Presented by Tom Ashbrook, this 45-minute long programme comprised a discussion with Michael Gorra, author of the revisionist work Portrait of a Novel (2012), looking at the creation of Portrait of a Lady, interspersed with readings from the Tantor Classics unabridged version of the novel.
Gorra's book is fascinating, as it draws a parallel between Isabel Archer's fate in the novel and the fate of modern America.  Isabel begins the novel with a firm belief in American exceptionalism; as a rich woman visiting Europe, she thinks she is somehow blessed - with money, status and/or influence.  Through her marriage to Gilbert Osmond, and her subsequent discovery of Madame Merle's treachery, Isabel discovers that she is no different from anyone else; she has to understand the importance of relating to others, as well as trying to understand their motives in greater detail.  Her sojourn in Europe becomes a voyage of self-discovery.

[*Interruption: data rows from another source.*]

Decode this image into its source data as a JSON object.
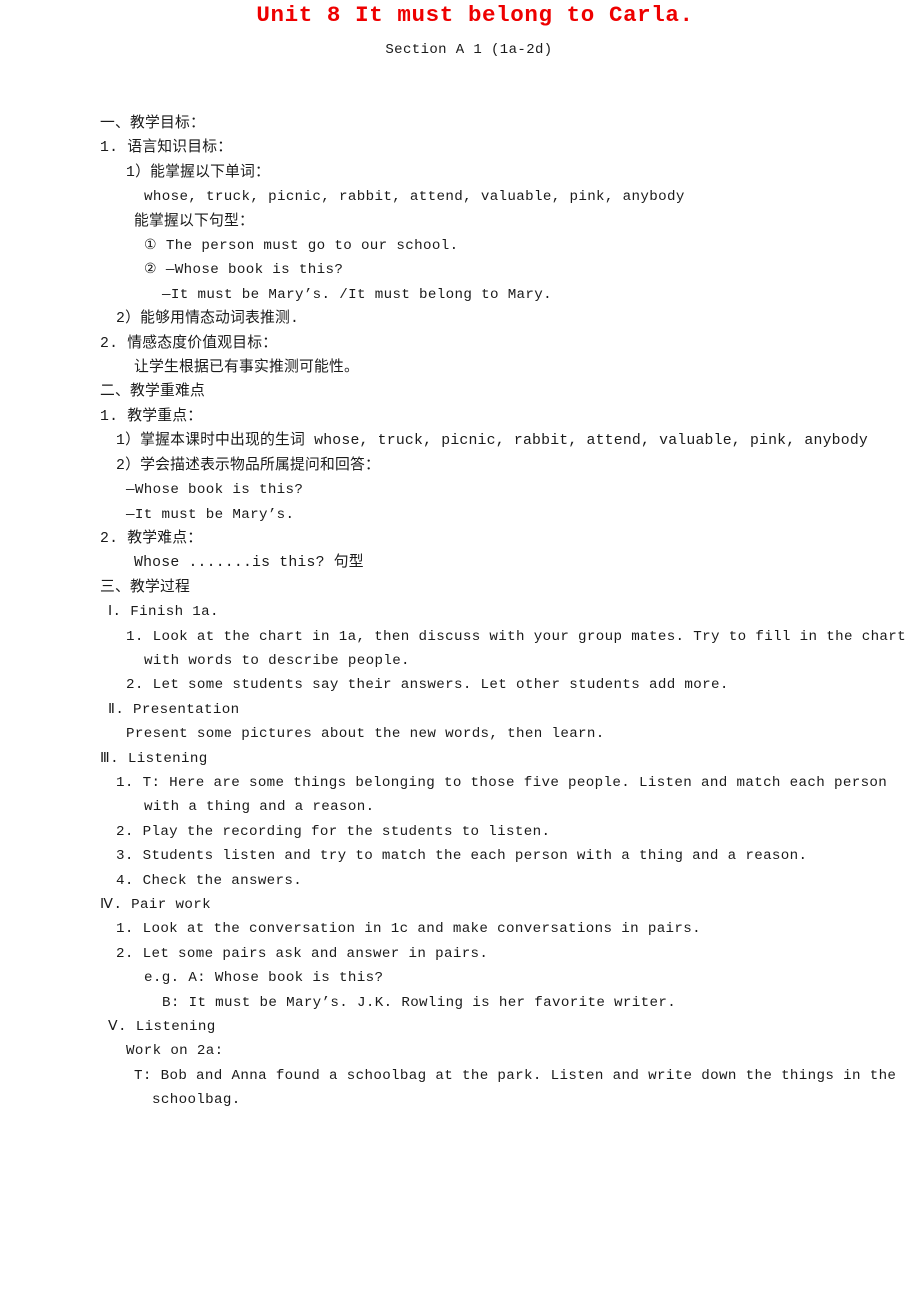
{
  "document": {
    "title": "Unit 8 It must belong to Carla.",
    "subtitle": "Section A 1 (1a-2d)",
    "title_color": "#ee0000",
    "body_color": "#1a1a1a"
  },
  "lines": [
    {
      "id": "l01",
      "text": "一、教学目标：",
      "indent": 0,
      "script": "cn"
    },
    {
      "id": "l02",
      "text": "1. 语言知识目标：",
      "indent": 0,
      "script": "cn"
    },
    {
      "id": "l03",
      "text": "1）能掌握以下单词：",
      "indent": 3,
      "script": "cn"
    },
    {
      "id": "l04",
      "text": "whose, truck, picnic, rabbit, attend, valuable, pink, anybody",
      "indent": 5,
      "script": "en"
    },
    {
      "id": "l05",
      "text": "能掌握以下句型：",
      "indent": 4,
      "script": "cn"
    },
    {
      "id": "l06",
      "text": "① The person must go to our school.",
      "indent": 5,
      "script": "en"
    },
    {
      "id": "l07",
      "text": "② —Whose book is this?",
      "indent": 5,
      "script": "en"
    },
    {
      "id": "l08",
      "text": "—It must be Mary’s. /It must belong to Mary.",
      "indent": 7,
      "script": "en"
    },
    {
      "id": "l09",
      "text": "2）能够用情态动词表推测.",
      "indent": 2,
      "script": "cn"
    },
    {
      "id": "l10",
      "text": "2. 情感态度价值观目标：",
      "indent": 0,
      "script": "cn"
    },
    {
      "id": "l11",
      "text": "让学生根据已有事实推测可能性。",
      "indent": 4,
      "script": "cn"
    },
    {
      "id": "l12",
      "text": "二、教学重难点",
      "indent": 0,
      "script": "cn"
    },
    {
      "id": "l13",
      "text": "1. 教学重点：",
      "indent": 0,
      "script": "cn"
    },
    {
      "id": "l14",
      "text": "1）掌握本课时中出现的生词 whose, truck, picnic, rabbit, attend, valuable, pink, anybody",
      "indent": 2,
      "script": "cn"
    },
    {
      "id": "l15",
      "text": "2）学会描述表示物品所属提问和回答：",
      "indent": 2,
      "script": "cn"
    },
    {
      "id": "l16",
      "text": "—Whose book is this?",
      "indent": 3,
      "script": "en"
    },
    {
      "id": "l17",
      "text": "—It must be Mary’s.",
      "indent": 3,
      "script": "en"
    },
    {
      "id": "l18",
      "text": "2. 教学难点：",
      "indent": 0,
      "script": "cn"
    },
    {
      "id": "l19",
      "text": "Whose .......is this? 句型",
      "indent": 4,
      "script": "cn"
    },
    {
      "id": "l20",
      "text": "三、教学过程",
      "indent": 0,
      "script": "cn"
    },
    {
      "id": "l21",
      "text": "Ⅰ. Finish 1a.",
      "indent": 1,
      "script": "en"
    },
    {
      "id": "l22",
      "text": "1. Look at the chart in 1a, then discuss with your group mates. Try to fill in the chart",
      "indent": 3,
      "script": "en"
    },
    {
      "id": "l23",
      "text": "with words to describe people.",
      "indent": 5,
      "script": "en"
    },
    {
      "id": "l24",
      "text": "2. Let some students say their answers. Let other students add more.",
      "indent": 3,
      "script": "en"
    },
    {
      "id": "l25",
      "text": "Ⅱ. Presentation",
      "indent": 1,
      "script": "en"
    },
    {
      "id": "l26",
      "text": "Present some pictures about the new words, then learn.",
      "indent": 3,
      "script": "en"
    },
    {
      "id": "l27",
      "text": "Ⅲ. Listening",
      "indent": 0,
      "script": "en"
    },
    {
      "id": "l28",
      "text": "1. T: Here are some things belonging to those five people. Listen and match each person",
      "indent": 2,
      "script": "en"
    },
    {
      "id": "l29",
      "text": "with a thing and a reason.",
      "indent": 5,
      "script": "en"
    },
    {
      "id": "l30",
      "text": "2. Play the recording for the students to listen.",
      "indent": 2,
      "script": "en"
    },
    {
      "id": "l31",
      "text": "3. Students listen and try to match the each person with a thing and a reason.",
      "indent": 2,
      "script": "en"
    },
    {
      "id": "l32",
      "text": "4. Check the answers.",
      "indent": 2,
      "script": "en"
    },
    {
      "id": "l33",
      "text": "Ⅳ. Pair work",
      "indent": 0,
      "script": "en"
    },
    {
      "id": "l34",
      "text": "1. Look at the conversation in 1c and make conversations in pairs.",
      "indent": 2,
      "script": "en"
    },
    {
      "id": "l35",
      "text": "2. Let some pairs ask and answer in pairs.",
      "indent": 2,
      "script": "en"
    },
    {
      "id": "l36",
      "text": "e.g. A: Whose book is this?",
      "indent": 5,
      "script": "en"
    },
    {
      "id": "l37",
      "text": "B: It must be Mary’s. J.K. Rowling is her favorite writer.",
      "indent": 7,
      "script": "en"
    },
    {
      "id": "l38",
      "text": "Ⅴ. Listening",
      "indent": 1,
      "script": "en"
    },
    {
      "id": "l39",
      "text": "Work on 2a:",
      "indent": 3,
      "script": "en"
    },
    {
      "id": "l40",
      "text": "T: Bob and Anna found a schoolbag at the park. Listen and write down the things in the",
      "indent": 4,
      "script": "en"
    },
    {
      "id": "l41",
      "text": "schoolbag.",
      "indent": 6,
      "script": "en"
    }
  ]
}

By relating the story to the context in which it was produced, Gorra argues that this kind of voyage is one that all American have had to discover, and continue to discover in the present day.  This runs counter to a prevailing strain in American political discourse attesting to the power of American exceptionalism (the programme ran a recording of a recent speech by ex-Secretary of State Condoleeza Rice, making precisely this kind of claim).  Perhaps Gorra's point of view is a more accurate one - particularly at a time when the United States' diplomatic relations with many other countries have been subject to severe scrutiny.  The programme clearly suggested that Portrait of a Novel was an allegory for our time, while demonstrating at the same time the enduring significance of James' text.